It was only when we got to Fort Collins that we remembered that this town was the home of one of our favourite breweries – The New Belgium Brewing Company – and the heart of the US craft brewing movement! So, as we were there, we decided to take a couple of tours, and do a bit of tasting, and ended up having a really great day.
New Belgium turned out to be very interesting. All craft breweries seem to have a mythology around their charismatic/eccentric founders and New Belgium is no exception. Their founder quit his job to make beer after being inspired in Belgium. There’s a convoluted story of how he found his mecca in Brussels and ended up staying a number of days with the bar’s owner, talking and drinking Belgian beers. There’s also a story of how the brewery got its logo and the name for its most popular beer (the bicycle of Fat Tire): the founder used a mountain bike to get around Belgium on this trip, and some Belgians – at that time not used to seeing mountain bikes – asked him ‘why the fat tires?’
Most interesting to me though was the fact that the brewery is 100% employee owned. In fact, as we have been taken round various breweries by their enthusiastic workers, we’ve been thinking lately that we’re both in the wrong jobs… At New Belgium, after the first year, employees get a bike and the chance to become a co-owner (after making a presentation to all the rest of the owners). After five years they get a trip to Belgium, to be inspired in the same way as their founder was, and after ten years they get a 4-week sabbatical on top of their holiday allowance, to go off and carry out their own projects, or otherwise do what they want; if they want, they can take their 2-week holiday allowance at the same time to make it up to 6 weeks – the ‘radical sabbatical’.

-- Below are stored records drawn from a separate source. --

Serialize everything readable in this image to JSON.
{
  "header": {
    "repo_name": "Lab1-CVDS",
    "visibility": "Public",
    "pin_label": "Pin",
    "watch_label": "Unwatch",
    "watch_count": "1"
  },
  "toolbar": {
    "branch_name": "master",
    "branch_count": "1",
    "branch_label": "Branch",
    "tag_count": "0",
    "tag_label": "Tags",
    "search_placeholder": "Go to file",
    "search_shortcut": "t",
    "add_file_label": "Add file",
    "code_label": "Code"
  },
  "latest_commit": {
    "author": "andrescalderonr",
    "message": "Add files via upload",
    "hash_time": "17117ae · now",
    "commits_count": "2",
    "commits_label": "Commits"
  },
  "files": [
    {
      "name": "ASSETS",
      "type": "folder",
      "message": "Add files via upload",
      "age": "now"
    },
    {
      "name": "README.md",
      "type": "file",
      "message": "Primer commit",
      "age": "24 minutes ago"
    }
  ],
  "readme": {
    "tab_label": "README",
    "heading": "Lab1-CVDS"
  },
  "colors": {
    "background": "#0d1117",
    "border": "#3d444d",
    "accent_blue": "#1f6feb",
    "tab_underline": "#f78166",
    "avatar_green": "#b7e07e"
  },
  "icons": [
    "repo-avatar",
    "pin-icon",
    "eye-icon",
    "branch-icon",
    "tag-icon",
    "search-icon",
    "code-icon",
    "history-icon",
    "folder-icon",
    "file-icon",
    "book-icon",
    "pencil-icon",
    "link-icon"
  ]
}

The tour at New Belgium is a lot of fun. As well as telling us the stories about their founder, and about how great it is to work there, our tour guide also taught us how to pour our own samples of beer. Other breweries have since tried to tell us that this is always a disaster, but it seemed to go pretty well at New Belgium… We tried their seasonals, their dark beers and we also tried a sour in the making. We also learnt about their environmental credentials, and their expansion plans: opening soon in Asheville NC!
While the brewery’s growth has meant they can no longer use the climbing wall one of their oldest employees (now a co-owner) installed after his first year, the brewery still exudes an atmosphere of fun. People hung around after the tour to drink, eat delicious sandwiches from the food-truck outdoors, and play boules in the sunshine. We soaked up the atmosphere for a little while after lunch, but then had to head off to the next brewery, and Denver!